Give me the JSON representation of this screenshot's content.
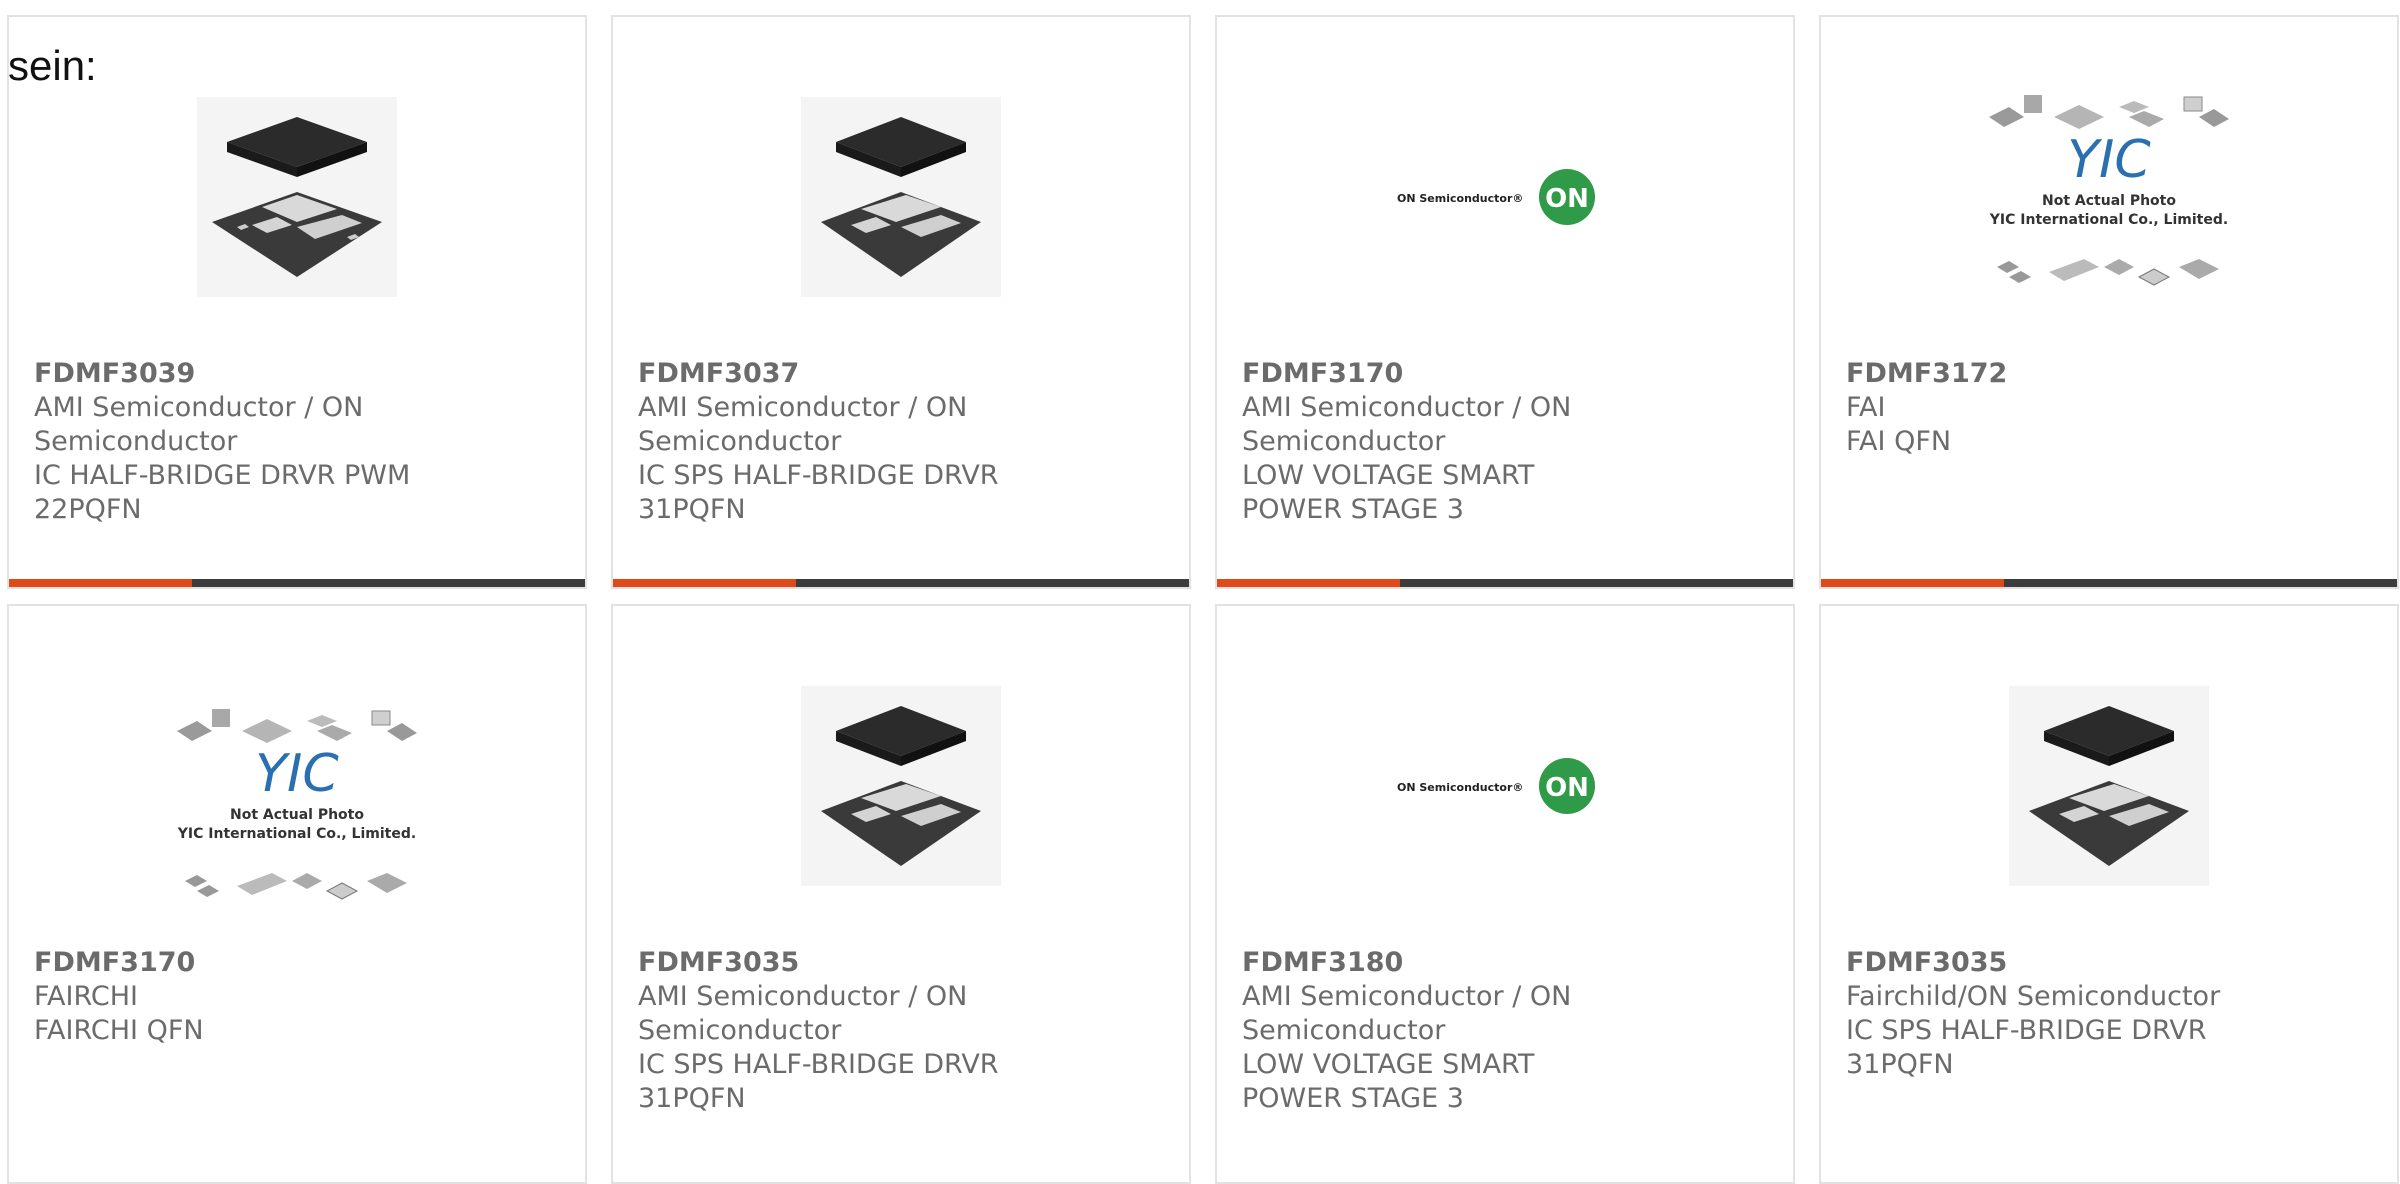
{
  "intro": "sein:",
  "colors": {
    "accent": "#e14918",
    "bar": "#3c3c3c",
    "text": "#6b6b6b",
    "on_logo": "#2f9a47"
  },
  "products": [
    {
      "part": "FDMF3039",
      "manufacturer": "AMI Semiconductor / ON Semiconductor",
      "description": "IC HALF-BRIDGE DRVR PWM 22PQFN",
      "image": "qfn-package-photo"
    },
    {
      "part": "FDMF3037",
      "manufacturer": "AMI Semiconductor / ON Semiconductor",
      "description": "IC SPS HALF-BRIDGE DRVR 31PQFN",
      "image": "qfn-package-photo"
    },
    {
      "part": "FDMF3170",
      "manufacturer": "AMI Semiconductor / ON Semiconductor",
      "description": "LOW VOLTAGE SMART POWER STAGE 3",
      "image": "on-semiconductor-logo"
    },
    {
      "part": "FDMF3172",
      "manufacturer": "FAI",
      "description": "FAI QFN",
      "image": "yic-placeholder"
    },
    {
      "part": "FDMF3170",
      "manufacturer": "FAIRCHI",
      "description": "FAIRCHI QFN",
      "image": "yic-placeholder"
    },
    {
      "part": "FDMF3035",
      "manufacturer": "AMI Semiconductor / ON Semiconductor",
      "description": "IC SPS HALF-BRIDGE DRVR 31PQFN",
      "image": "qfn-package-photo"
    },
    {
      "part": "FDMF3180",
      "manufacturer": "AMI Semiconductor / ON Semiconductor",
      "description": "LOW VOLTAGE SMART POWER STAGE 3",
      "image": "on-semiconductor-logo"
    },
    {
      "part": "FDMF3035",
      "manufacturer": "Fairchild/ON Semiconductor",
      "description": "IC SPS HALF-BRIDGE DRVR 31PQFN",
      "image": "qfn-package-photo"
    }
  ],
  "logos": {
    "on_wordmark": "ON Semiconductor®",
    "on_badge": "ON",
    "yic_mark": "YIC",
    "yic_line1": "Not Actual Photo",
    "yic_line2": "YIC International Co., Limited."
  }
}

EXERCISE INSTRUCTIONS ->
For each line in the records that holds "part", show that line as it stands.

TASK SOLUTION ->
      "part": "FDMF3039",
      "part": "FDMF3037",
      "part": "FDMF3170",
      "part": "FDMF3172",
      "part": "FDMF3170",
      "part": "FDMF3035",
      "part": "FDMF3180",
      "part": "FDMF3035",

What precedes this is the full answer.